╭─ RECORDS FOR THIS TASK

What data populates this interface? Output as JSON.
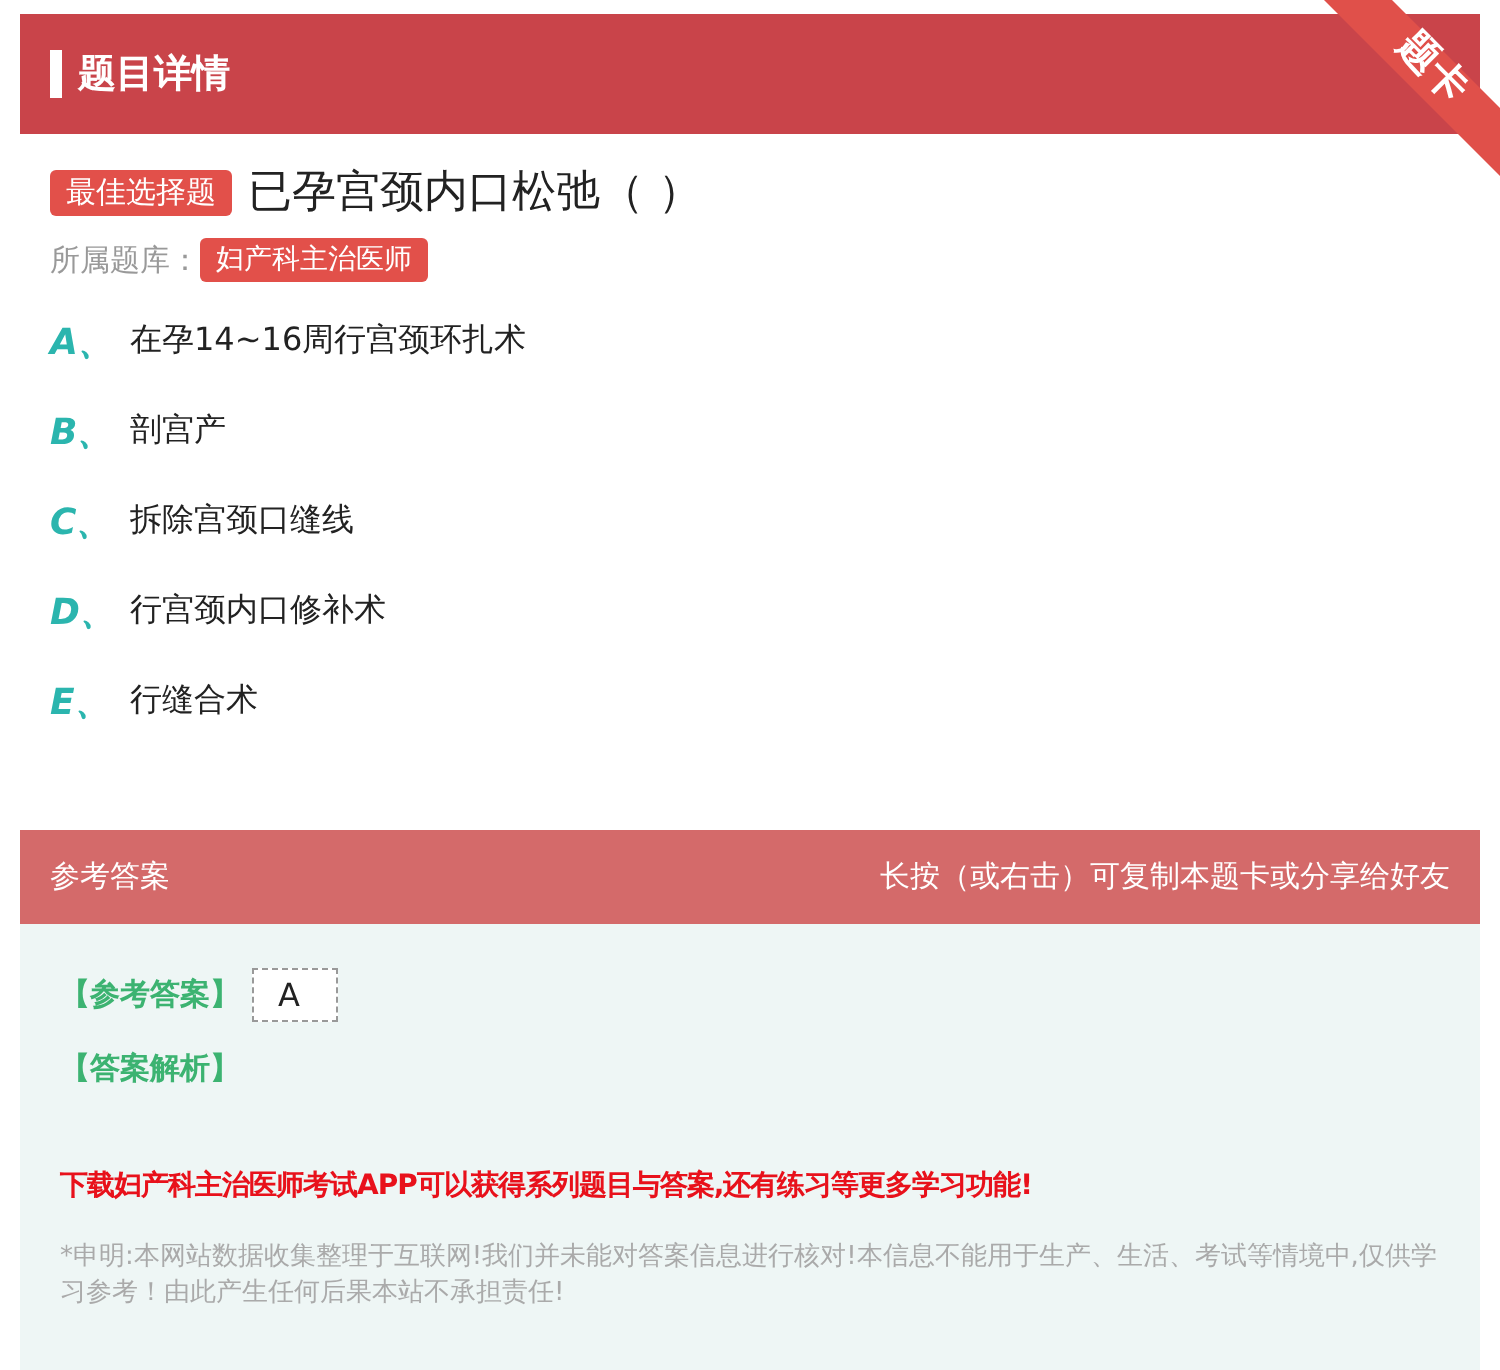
{
  "header": {
    "title": "题目详情",
    "ribbon": "题卡"
  },
  "question": {
    "type_badge": "最佳选择题",
    "text": "已孕宫颈内口松弛（ ）",
    "bank_label": "所属题库：",
    "bank": "妇产科主治医师"
  },
  "options": [
    {
      "letter": "A、",
      "text": "在孕14~16周行宫颈环扎术"
    },
    {
      "letter": "B、",
      "text": "剖宫产"
    },
    {
      "letter": "C、",
      "text": "拆除宫颈口缝线"
    },
    {
      "letter": "D、",
      "text": "行宫颈内口修补术"
    },
    {
      "letter": "E、",
      "text": "行缝合术"
    }
  ],
  "answer_section": {
    "title": "参考答案",
    "hint": "长按（或右击）可复制本题卡或分享给好友",
    "answer_label": "【参考答案】",
    "answer": "A",
    "analysis_label": "【答案解析】",
    "promo": "下载妇产科主治医师考试APP可以获得系列题目与答案,还有练习等更多学习功能!",
    "disclaimer": "*申明:本网站数据收集整理于互联网!我们并未能对答案信息进行核对!本信息不能用于生产、生活、考试等情境中,仅供学习参考！由此产生任何后果本站不承担责任!"
  }
}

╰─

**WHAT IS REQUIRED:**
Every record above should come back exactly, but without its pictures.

**SOLUTION FOR THIS TASK:**
What data populates this interface? Output as JSON.
{
  "header": {
    "title": "题目详情",
    "ribbon": "题卡"
  },
  "question": {
    "type_badge": "最佳选择题",
    "text": "已孕宫颈内口松弛（ ）",
    "bank_label": "所属题库：",
    "bank": "妇产科主治医师"
  },
  "options": [
    {
      "letter": "A、",
      "text": "在孕14~16周行宫颈环扎术"
    },
    {
      "letter": "B、",
      "text": "剖宫产"
    },
    {
      "letter": "C、",
      "text": "拆除宫颈口缝线"
    },
    {
      "letter": "D、",
      "text": "行宫颈内口修补术"
    },
    {
      "letter": "E、",
      "text": "行缝合术"
    }
  ],
  "answer_section": {
    "title": "参考答案",
    "hint": "长按（或右击）可复制本题卡或分享给好友",
    "answer_label": "【参考答案】",
    "answer": "A",
    "analysis_label": "【答案解析】",
    "promo": "下载妇产科主治医师考试APP可以获得系列题目与答案,还有练习等更多学习功能!",
    "disclaimer": "*申明:本网站数据收集整理于互联网!我们并未能对答案信息进行核对!本信息不能用于生产、生活、考试等情境中,仅供学习参考！由此产生任何后果本站不承担责任!"
  }
}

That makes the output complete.